CARBONDALE — If you want to know about your ancestors today, you can send a little saliva to a company where — for a fee — they will analyze your DNA and tell you where you come from.
For scientists trying to find out about ancient peoples, however, the challenge is a bit grander. But a researcher at Southern Illinois University Carbondale is using an analog to the modern methods to find out more about the genetic ancestry of Native Americans who inhabited the Desert Southwest almost 1,000 years ago.
Scott Hamilton-Brehm, assistant professor of microbiology, has refined a technique for characterizing ancient human DNA from plant-based artifacts. Along with a research team at the Desert Research Institute, Hamilton-Brehm extracted and analyzed DNA from leftover pieces of ancient agave and yucca plant roots used as food by Native Americans who once occupied what is now the Mule Springs Rockshelter near Pahrump, Nevada.
The findings are being published in the online open-source science journal PLOS ONE.
Hamilton-Brehm’s work, which involves combining targeted mitochondrial DNA analysis with radiocarbon age dating, allows scientists to both identify and date DNA samples found in the southwest.
It also may tell them more about an important, little-understood event in human history known as the Numic Spread, which saw the rapid expansion of those peoples into the Great Basin about 500 to 700 years ago. The Great Basin spans parts of Wyoming, Idaho, Utah, Nevada, Oregon and California, as well as parts of Mexico.
“The distinct advantage of this genetic technique, is that it does not require the sampling of human remains,” Hamilton-Brehm said. “Through genetic screening of quids from southwestern sites, maybe we can determine, on a genetic basis, what the Numic Spread was.”
During the Late Holocene Epoch, which began 12,000 to 11,500 years ago at the close of the Paleolithic Ice Age and continues today, occupants of the Mule Springs Rockshelter area commonly gathered and roasted the roots of agave and yucca plants before chewing the inner pulp as food. This left husks of stringy fibers called “quids,” which the people simply spit out and left behind. The caves in this area have yielded a great many artifacts over the years, including the quids
During the late 1960s, researchers recovered thousands of quids at Mule Spring Rockshelter, which were then put into storage without consideration for DNA preservation. There the collection sat, unstudied, for more than 50 years.
With the availability of DNA techniques today, Hamilton-Brehm and the team decided to look at the specimens as possible repositories for ancient Native American DNA — the equivalent of the modern-day cheek swab. He and his team selected 21 quids that came from varying depths of excavation in one particular cave for a detailed analysis.
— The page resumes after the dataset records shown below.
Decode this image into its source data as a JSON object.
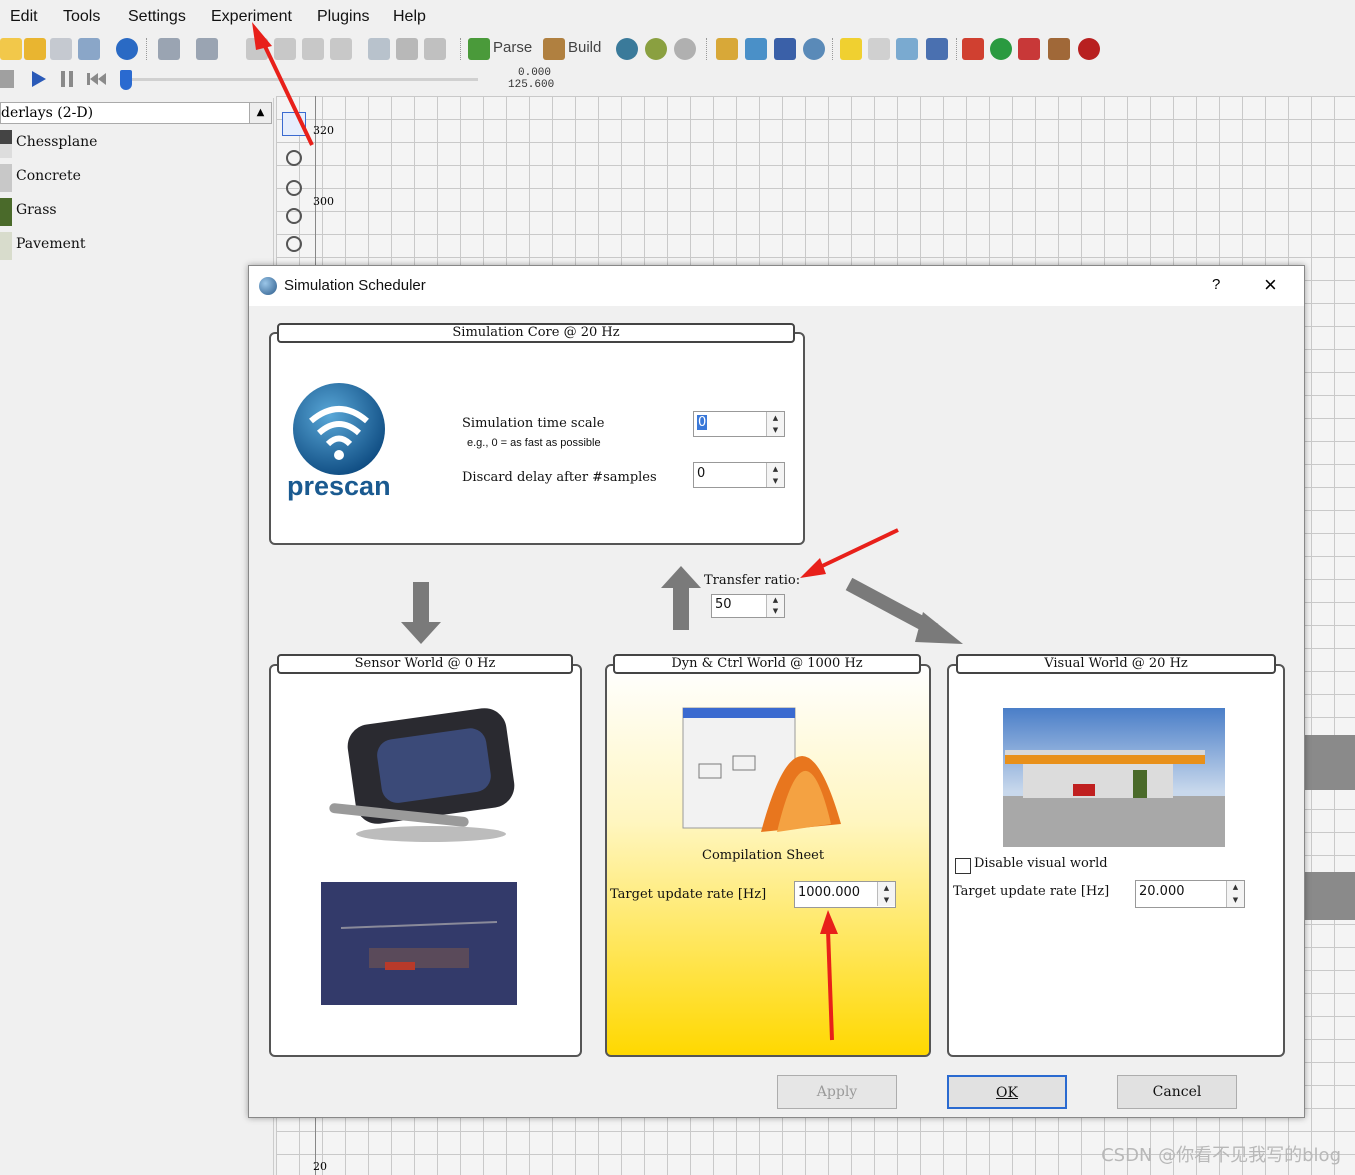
{
  "menu": {
    "items": [
      "Edit",
      "Tools",
      "Settings",
      "Experiment",
      "Plugins",
      "Help"
    ]
  },
  "toolbar": {
    "parse_label": "Parse",
    "build_label": "Build"
  },
  "playback": {
    "time_current": "0.000",
    "time_total": "125.600"
  },
  "overlays": {
    "header": "derlays (2-D)",
    "items": [
      {
        "label": "Chessplane",
        "color": "#555555"
      },
      {
        "label": "Concrete",
        "color": "#c8c8c8"
      },
      {
        "label": "Grass",
        "color": "#4a6a2a"
      },
      {
        "label": "Pavement",
        "color": "#d8dccc"
      }
    ]
  },
  "grid": {
    "y_labels": [
      "320",
      "300",
      "20"
    ]
  },
  "dialog": {
    "title": "Simulation Scheduler",
    "help_glyph": "?",
    "close_glyph": "×",
    "core": {
      "title": "Simulation Core @ 20 Hz",
      "logo_text": "prescan",
      "time_scale_label": "Simulation time scale",
      "time_scale_hint": "e.g., 0 = as fast as possible",
      "time_scale_value": "0",
      "discard_label": "Discard delay after #samples",
      "discard_value": "0"
    },
    "transfer": {
      "label": "Transfer ratio:",
      "value": "50"
    },
    "sensor": {
      "title": "Sensor World @ 0 Hz"
    },
    "dyn": {
      "title": "Dyn & Ctrl World @ 1000 Hz",
      "caption": "Compilation Sheet",
      "rate_label": "Target update rate [Hz]",
      "rate_value": "1000.000"
    },
    "visual": {
      "title": "Visual World @ 20 Hz",
      "disable_label": "Disable visual world",
      "rate_label": "Target update rate [Hz]",
      "rate_value": "20.000"
    },
    "buttons": {
      "apply": "Apply",
      "ok": "OK",
      "cancel": "Cancel"
    }
  },
  "watermark": "CSDN @你看不见我写的blog",
  "colors": {
    "annotation_red": "#e8201a",
    "dyn_gradient_top": "#ffffff",
    "dyn_gradient_bottom": "#ffd800",
    "prescan_blue": "#1a6aa0"
  }
}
Radiocarbon dating showed the specimens ranged in age from about 350 to 980 years old.
The work focused on quids found in one particular cave.
“After the quids were spit out, presumably on the floor of the cave, they get kicked around and then eventually buried,” he said. “The use of the quids was for the nutrients, but may have been also ceremonial. What was quite unusual is that this cave had thousands of quids, more than any neighboring caves in the area. Why so many is not clear to us.”
Hamilton-Brehm used computational resources at SIU to identify groups of single changes in the mitochondrial DNA sequences that are maintained in ancestrally related populations called haplogroups. These haplogroups can then be compared to recognized Native American tribes and other ancient DNA lineages.
These results may provide a better timeline context about an important but contentiously debated event in human history known as the Numic Spread. The samples were found to be about 900 years old, which fits with the time frame of this event.
“This work allows us to really get at some fundamental questions about the Native American occupancy during a time of the proposed Numic Spread,” Hamilton-Brehm said.
The work marked the first time researches could assess the genetic haplogroup distribution from a quid collection, Hamilton-Brehm said. It also provides a survey of genetic information from this area, he said, adding that more work on additional samples is needed.